Your age could impact how successful you are in the YouEconomy.
Before you assume I’m saying you’re too young or old to make a go of it on your own, let’s get this straight first: Anyone of any age can join the YouEconomy and find success with the right work ethic, attitude and resources.
Related: Why You Should Join the YouEconomy
But your stage of life will have a big impact on how you succeed and what your journey looks like. Here’s how your age group might stack up against the others and what you can expect as you create your career.
Teens and 20s:
As a tech native, you see and feel your way through social situations, problems, and tasks in a way the older generations may never. The foothold of GPS technology in the 2000s and the proliferation of the internet in most U.S. households gave rise to what we now call the YouEconomy—a cultural wave you’ve always taken for granted. You are tech savvy, are less attached to the old ways of doing things, and have given innovation a cultural boost. On the other hand, you may lack funding to back up new YouEconomy endeavors, and your age means you lack experience comparable to older generations in leadership and work/life balance. If you’re in your teens or 20s and are ready to join the YouEconomy, look for an older mentor who can help you make up for these challenges while you pursue your significant strengths.
Your 30s are a decade of self-awareness. You believe in yourself and your worth far more than in your 20s, so your potential is even greater. At the same time, life may have gotten more complicated with increasing financial and family obligations—all the more reason to take advantage of the flexibility of the YouEconomy. A part-time entrance might be ideal for you at this point. And since 72 percent of American adults have used at least one shared or on-demand service (with one in five using four or more of them!), you’ve got a big market of potential customers. You’ve also acquired advanced skills at this point, so freelance work in creative or consulting fields are open to you in a bigger way. If you decide to make the leap or are ready to expand your YouEconomy footprint, look for opportunities to build a regular client base and establish consistent income with those repeat buyers.
40s and 50s:
The conventional opinion is that younger people are better at taking risks when it comes to starting a business, but a recent survey by Kellogg Insight of 2.7 million company founders shows the opposite is true. A startup founder who is 50 years old is 1.8 times more likely to start a company that ends up in the top 0.1 percentile of their industry than a 30-year-old founder. It’s even more significant when compared to founders in their 20s. A 40-year-old founder is 2.1 times more likely to found a successful company than someone who is only 25. Even when it comes to technology companies—those mythical fountains of youth and balance ball chairs—the average age of founders was actually 45. At this point in your life, you have everything you need to succeed, except maybe time. So delegation and streamlining will be your challenges. Look for ways to outsource even a few hours per week as you get going.
60s and 70s:

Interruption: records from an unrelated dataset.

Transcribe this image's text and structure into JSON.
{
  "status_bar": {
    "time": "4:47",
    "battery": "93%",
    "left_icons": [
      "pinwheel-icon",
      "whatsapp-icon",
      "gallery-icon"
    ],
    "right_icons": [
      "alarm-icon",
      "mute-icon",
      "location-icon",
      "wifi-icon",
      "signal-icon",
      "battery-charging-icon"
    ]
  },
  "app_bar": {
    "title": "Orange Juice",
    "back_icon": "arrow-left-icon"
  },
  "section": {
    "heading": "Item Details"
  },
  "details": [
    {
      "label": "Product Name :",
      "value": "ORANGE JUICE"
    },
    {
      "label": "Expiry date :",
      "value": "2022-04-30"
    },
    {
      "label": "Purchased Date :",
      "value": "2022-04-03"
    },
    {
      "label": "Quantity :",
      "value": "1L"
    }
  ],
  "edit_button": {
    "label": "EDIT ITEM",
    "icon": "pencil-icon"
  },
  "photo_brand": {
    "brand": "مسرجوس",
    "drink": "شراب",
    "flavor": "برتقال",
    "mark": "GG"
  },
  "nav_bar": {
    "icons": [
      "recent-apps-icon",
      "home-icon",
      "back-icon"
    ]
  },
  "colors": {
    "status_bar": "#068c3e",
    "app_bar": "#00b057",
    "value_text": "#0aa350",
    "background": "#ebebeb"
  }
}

The number of people in the YouEconomy who have long careers behind them is growing. Your skills as an accomplished and mature asset are in demand at large organizations and corporations. In fact, a May 2018 report by Civic shows there are 1.5 million experts helping companies with their knowledge and expertise. Because your market has deeper pockets, your earning potential is greater. Experts who consult for companies earn up to $1,000 per hour. Your challenges might be with seeing how technology is impacting your market, so be sure to get educated on the latest trends by someone in the know. Then put away your résumé and hang out a shingle—you just might be at the start of a successful second (or third) career.
If you’re ready to join the YouEconomy or up your independent game, remember that in the right circumstances your age is not an obstacle but an advantage.
This article originally appeared in the September/October 2019 issue of SUCCESS magazine.